Here’s how the Preds are expected to look in Game 1 against the Penguins at PPG Paints Arena:

 

 

Forwards

Filip ForsbergColton SissonsPontus Aberg
Viktor ArvidssonMike FisherJames Neal
Colin WilsonCalle JarnkrokCraig Smith
Frederick GaudreauVernon FiddlerAustin Watson

The big omission up front is Ryan Johansen, the Preds’ No. 1 center who’s been diagnosed with acute compartment syndrome and won’t play in the final. Kevin Fiala was also lost for the playoffs after getting hurt in the second round.

Johansen was acquired last year to give the Preds the type of elite center they’d been missing. Obviously, the timing of his injury couldn’t have been much worse.

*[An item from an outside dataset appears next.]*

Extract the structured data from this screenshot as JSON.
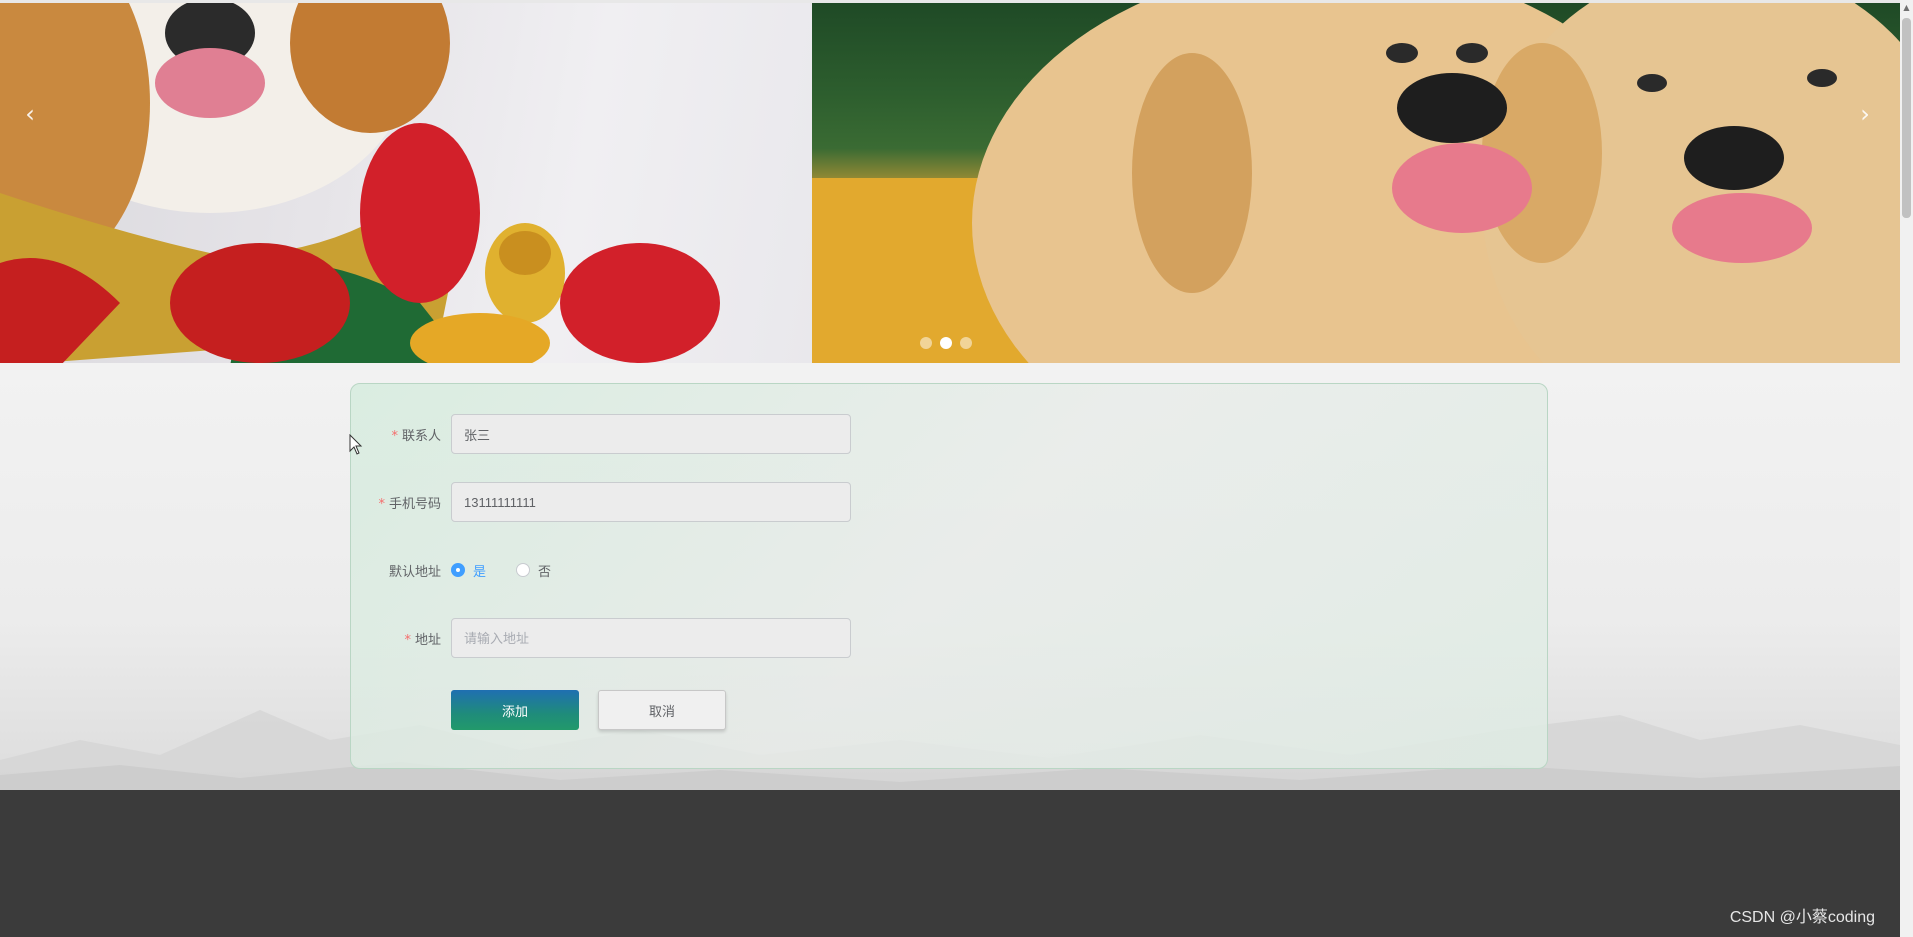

“We lost a lot of offense and a big, heavy, strong centerman in Johansen,” said Sissons. “There’s gonna be some big shoes for us to fill.”

Of note, Wilson was absent from this morning’s skate. If he doesn’t play for whatever reason, expect Cody McLeod to take his spot.

Defense

Roman JosiRyan Ellis
Mattias EkholmP.K. Subban
Matt Irwin —  Yannick Weber

This is the strength of Nashville’s roster. Essentially, the Preds have two first pairings at their disposal, and head coach Peter Laviolette deploys them as such.

Penguins center Evgeni Malkin told reporters yesterday that it’s like the Preds have “four Karlssons,” referring to Josi, Ellis, Ekholm, and Subban.

That’s a slight exaggeration, but it’s arguably the best top four in the league.

Goalies

Pekka Rinne (starter)
Juuse Saros (backup)

Rinne has been excellent in these playoffs, compiling a 12-4 record with a .941 save percentage. This after a regular season where his save percentage fluctuated wildly from month-to-month.

“I think we started off really well (in the playoffs) against Chicago, then you gain some confidence, and personally I was playing well,” Rinne said. “Once that ball starts rolling you feel better and better and things start to go your way. I feel the biggest thing is as a team, for a long time in the regular season we were trying to find consistency and at times we didn’t do a good job. I feel like this postseason we’ve been really consistent and solid and playing really good hockey for 16 games now.”

Rinne has been so good that Saros has yet to even play a second of the postseason.

Related: Here’s how the Penguins will line up for Game 1